Sherlock’s second-in-command (Watson) turns popular wallet-friendly hotspot
Planning to beat the crowds for a change, we showed up at Watson’s on Saturday, at 7 pm, to check out this ode to the now-closed pub Sherlock, started by four former patrons. A lovely partially open terrace space, simple posters, seating and memorabilia dedicated to the iconic detective’s side-kick, Watson’s is like its namesake – unpretentious yet smart.
We jostled our way to the bar before our table was ready, and started off with an Irish cream on the rocks, a Long Island iced tea and their famous Bloody Mary. The Irish cream not quite the Bailey’s level but was heady enough for us to want another. The Long Island is best for those with great capacity as they really load up on the alcohol, and the Bloody Mary is spot on. But with its old-school pub feel and rock music, it is the beer at `300 a pitcher, paired nicely with the food, which is the ideal drink.

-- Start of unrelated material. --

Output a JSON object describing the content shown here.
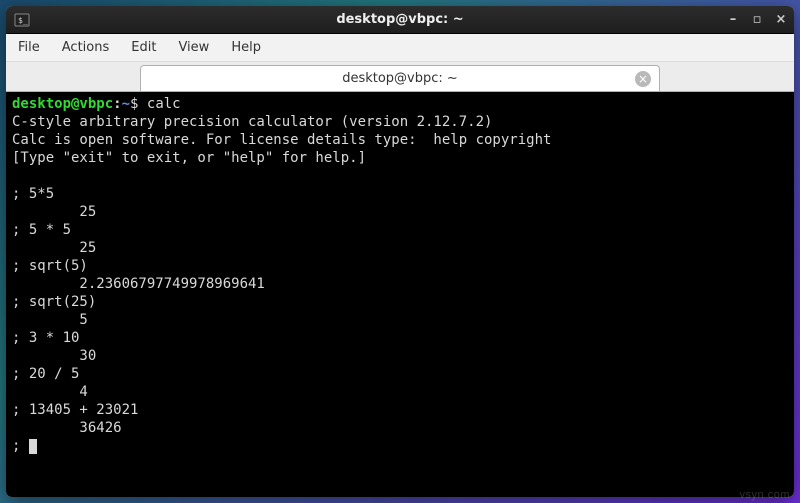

Serving predominantly bar nibbles with a few mains, we highly recommend the tandoori or Chinese options; not so much the European choices. Masala peanuts and papads, onion rings, deep fried mushrooms and paneer tikka got us off to a luke warm start as they were all rather oily and very similar in flavour. But the cheesy cigars (spring rolls stuffed with molten cheese and herbs) blew us away. Masala prawns were disappointing in size though tasty, and ideal for beer drinkers, but the chicken tikka and Andhra chicken – both boneless, well-done yet tender, hit the right spot.
For a change from the Indian starters, we opted for a grilled chicken in a pepper sauce. The chicken, cooked to tender perfection, was succulent and served with mashed potatoes (or roasted or fried) and butter grilled vegetables. But a peek into our fellow diners’ tables made us revert to good old greasy Indian food – chicken ghee roast.
All curry mains come with a mini portion of rice or Indian breads, papad, salad and pickle making it a single-person meal, yet recommended for sharing even. The ghee roast was perfect, with unmistakable flavour of ghee roasted spices, the kadhai chicken with freshly ground spices and capsicum in a rich onion tomato gravy. Achari paneer, a bit rubbery and too salty at first try, tasted better on the second round with butter naans.
Desserts, not too exciting, can be given a miss here as the busy staff, especially on weekends, are clearly more focussed on serving unending orders of snacks. All in all, a wonderful place to unwind, and a fine place to rub shoulders with familiar who’s who of the city. Rs.1,500 for two with alcohol. At Assaye Road. Details: 7760988922
— Aakanksha Devi